[Items from a data source]
════════════════

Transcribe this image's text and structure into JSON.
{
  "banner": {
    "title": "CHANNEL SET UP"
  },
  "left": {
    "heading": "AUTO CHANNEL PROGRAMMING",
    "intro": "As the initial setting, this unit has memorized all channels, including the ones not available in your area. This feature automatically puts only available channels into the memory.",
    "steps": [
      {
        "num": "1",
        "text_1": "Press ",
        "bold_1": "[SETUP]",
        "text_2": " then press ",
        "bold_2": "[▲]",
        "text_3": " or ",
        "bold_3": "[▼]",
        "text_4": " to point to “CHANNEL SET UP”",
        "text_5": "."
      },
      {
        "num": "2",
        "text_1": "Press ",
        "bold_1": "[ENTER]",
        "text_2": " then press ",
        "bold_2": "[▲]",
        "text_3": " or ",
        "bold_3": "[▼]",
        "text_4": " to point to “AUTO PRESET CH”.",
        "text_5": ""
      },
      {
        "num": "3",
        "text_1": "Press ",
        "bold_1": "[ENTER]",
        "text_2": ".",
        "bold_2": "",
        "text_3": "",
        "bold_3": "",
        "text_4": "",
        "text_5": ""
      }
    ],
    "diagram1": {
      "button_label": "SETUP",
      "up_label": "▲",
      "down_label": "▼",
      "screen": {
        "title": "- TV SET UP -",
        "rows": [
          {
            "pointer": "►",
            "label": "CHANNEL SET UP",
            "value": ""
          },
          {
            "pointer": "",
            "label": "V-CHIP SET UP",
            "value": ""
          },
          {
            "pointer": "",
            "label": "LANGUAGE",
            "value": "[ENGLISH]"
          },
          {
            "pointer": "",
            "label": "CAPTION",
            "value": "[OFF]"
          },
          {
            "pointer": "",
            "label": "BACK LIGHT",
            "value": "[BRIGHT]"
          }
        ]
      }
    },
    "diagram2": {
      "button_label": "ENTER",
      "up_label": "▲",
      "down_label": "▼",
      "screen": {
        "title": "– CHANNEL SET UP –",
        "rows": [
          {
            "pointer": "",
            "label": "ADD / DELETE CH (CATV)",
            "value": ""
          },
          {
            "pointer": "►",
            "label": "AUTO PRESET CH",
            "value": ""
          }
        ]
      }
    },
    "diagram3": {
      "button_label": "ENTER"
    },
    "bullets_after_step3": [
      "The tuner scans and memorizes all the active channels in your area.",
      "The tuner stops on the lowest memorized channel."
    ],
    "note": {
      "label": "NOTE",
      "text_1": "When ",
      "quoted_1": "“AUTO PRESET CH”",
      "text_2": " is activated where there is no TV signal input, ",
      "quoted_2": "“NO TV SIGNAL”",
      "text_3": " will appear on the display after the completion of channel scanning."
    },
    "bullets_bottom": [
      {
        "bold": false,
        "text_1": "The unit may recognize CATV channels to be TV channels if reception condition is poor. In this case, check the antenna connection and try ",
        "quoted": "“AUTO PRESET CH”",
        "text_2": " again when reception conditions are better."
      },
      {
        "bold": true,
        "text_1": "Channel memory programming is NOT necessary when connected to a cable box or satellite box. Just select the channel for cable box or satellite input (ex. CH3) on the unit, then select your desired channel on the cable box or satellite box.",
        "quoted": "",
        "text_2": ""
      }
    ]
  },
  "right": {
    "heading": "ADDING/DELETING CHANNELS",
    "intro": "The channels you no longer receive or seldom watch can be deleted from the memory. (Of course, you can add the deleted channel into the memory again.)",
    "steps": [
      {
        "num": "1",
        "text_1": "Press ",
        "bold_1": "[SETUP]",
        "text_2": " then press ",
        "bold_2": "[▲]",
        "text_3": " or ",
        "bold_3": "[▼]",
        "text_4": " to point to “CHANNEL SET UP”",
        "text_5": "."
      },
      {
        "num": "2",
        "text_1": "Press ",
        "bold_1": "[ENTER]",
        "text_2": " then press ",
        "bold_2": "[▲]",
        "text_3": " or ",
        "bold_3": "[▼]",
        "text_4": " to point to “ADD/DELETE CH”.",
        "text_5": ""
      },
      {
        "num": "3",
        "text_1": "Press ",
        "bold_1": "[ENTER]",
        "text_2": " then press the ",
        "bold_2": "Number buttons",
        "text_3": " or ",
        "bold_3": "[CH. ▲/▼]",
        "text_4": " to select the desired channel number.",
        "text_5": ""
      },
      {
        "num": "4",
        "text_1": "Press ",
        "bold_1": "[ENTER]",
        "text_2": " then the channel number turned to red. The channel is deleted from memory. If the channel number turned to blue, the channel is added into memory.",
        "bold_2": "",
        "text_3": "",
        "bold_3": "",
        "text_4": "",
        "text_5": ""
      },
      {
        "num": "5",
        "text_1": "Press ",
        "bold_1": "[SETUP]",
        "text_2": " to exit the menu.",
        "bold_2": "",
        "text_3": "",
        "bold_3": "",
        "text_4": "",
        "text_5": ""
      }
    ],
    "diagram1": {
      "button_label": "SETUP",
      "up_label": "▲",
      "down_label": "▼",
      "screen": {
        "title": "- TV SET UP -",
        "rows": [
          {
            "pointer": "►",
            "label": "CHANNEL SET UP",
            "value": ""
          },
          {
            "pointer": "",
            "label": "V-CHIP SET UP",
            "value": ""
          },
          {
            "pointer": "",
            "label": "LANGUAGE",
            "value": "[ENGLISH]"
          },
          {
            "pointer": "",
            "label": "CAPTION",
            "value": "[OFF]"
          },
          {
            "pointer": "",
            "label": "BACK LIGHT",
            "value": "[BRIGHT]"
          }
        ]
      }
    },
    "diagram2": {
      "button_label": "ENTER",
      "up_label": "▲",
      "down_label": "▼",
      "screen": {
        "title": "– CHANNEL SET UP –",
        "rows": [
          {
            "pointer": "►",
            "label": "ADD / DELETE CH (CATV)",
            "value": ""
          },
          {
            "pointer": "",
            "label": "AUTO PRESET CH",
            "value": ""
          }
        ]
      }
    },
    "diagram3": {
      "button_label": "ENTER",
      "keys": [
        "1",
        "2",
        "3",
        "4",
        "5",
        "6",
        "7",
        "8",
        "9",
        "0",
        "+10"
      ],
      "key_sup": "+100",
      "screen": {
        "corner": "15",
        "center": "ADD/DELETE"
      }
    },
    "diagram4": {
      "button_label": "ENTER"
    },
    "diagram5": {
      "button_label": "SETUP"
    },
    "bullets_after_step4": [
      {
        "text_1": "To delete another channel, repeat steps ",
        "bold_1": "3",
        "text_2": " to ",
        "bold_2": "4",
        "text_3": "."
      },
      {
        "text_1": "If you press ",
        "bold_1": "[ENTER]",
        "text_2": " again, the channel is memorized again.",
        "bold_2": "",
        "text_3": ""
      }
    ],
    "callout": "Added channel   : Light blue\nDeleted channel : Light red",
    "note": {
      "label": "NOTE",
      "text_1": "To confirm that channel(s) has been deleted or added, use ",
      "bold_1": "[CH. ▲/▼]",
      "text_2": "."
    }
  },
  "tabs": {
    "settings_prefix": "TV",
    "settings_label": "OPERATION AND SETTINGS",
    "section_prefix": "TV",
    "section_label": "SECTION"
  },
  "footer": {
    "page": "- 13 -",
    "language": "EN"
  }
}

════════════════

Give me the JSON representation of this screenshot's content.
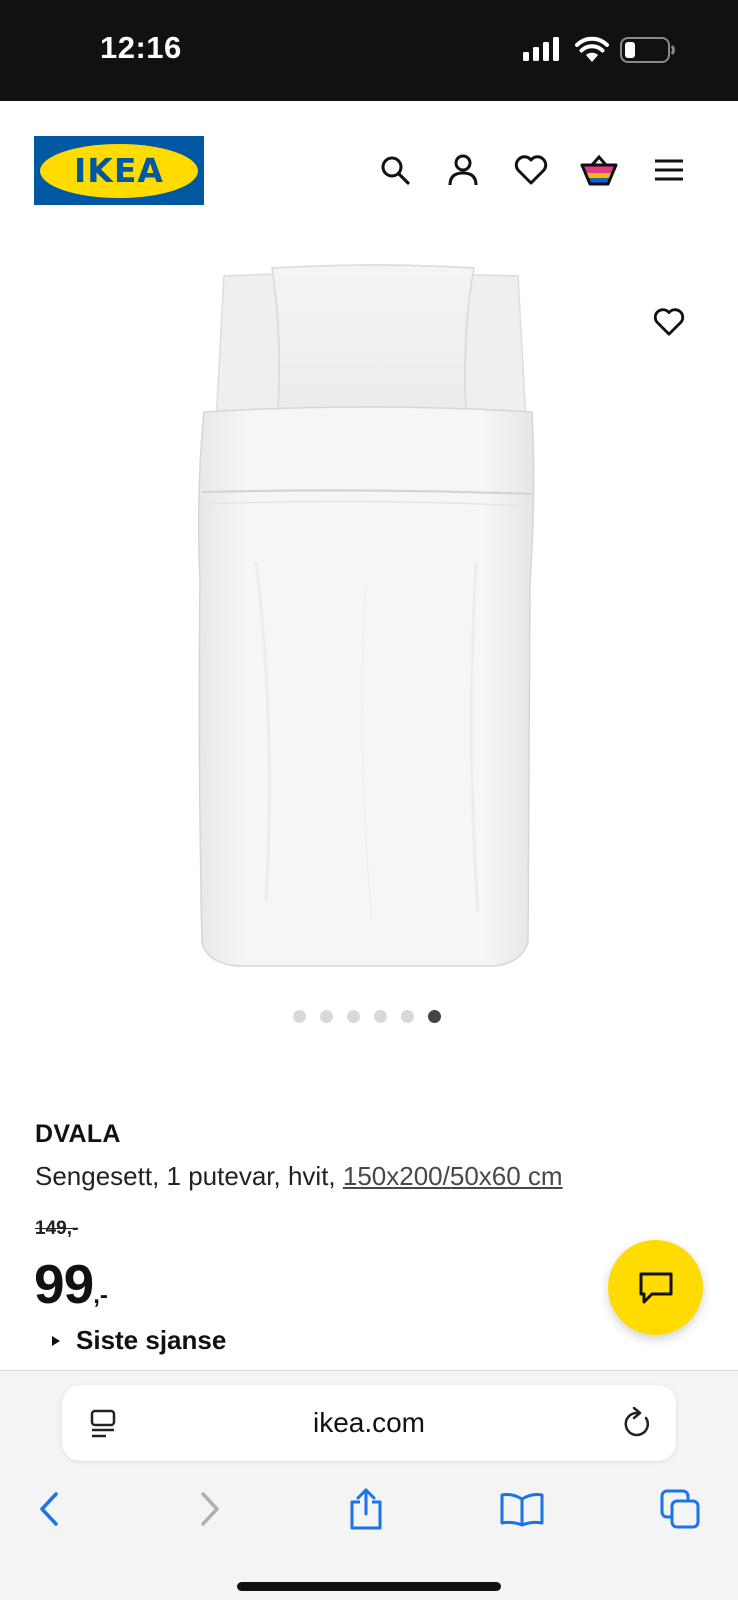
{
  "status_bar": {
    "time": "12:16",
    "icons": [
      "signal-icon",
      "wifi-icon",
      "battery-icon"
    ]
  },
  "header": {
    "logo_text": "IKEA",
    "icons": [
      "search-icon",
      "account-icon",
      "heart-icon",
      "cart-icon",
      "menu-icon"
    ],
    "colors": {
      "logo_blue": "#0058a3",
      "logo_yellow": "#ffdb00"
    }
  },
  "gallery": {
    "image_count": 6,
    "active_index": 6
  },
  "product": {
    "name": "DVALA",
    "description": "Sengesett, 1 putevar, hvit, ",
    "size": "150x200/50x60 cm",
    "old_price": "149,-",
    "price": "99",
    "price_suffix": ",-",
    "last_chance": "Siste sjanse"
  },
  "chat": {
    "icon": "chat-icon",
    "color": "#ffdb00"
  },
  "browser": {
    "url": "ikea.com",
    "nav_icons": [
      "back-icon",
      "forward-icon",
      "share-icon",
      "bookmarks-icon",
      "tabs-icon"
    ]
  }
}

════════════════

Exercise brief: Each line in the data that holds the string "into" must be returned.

Solved exercise:
Transcribe this image's text and structure into JSON.
    "intro": "As the initial setting, this unit has memorized all channels, including the ones not available in your area. This feature automatically puts only available channels into the memory.",
    "intro": "The channels you no longer receive or seldom watch can be deleted from the memory. (Of course, you can add the deleted channel into the memory again.)",
        "text_2": " then the channel number turned to red. The channel is deleted from memory. If the channel number turned to blue, the channel is added into memory.",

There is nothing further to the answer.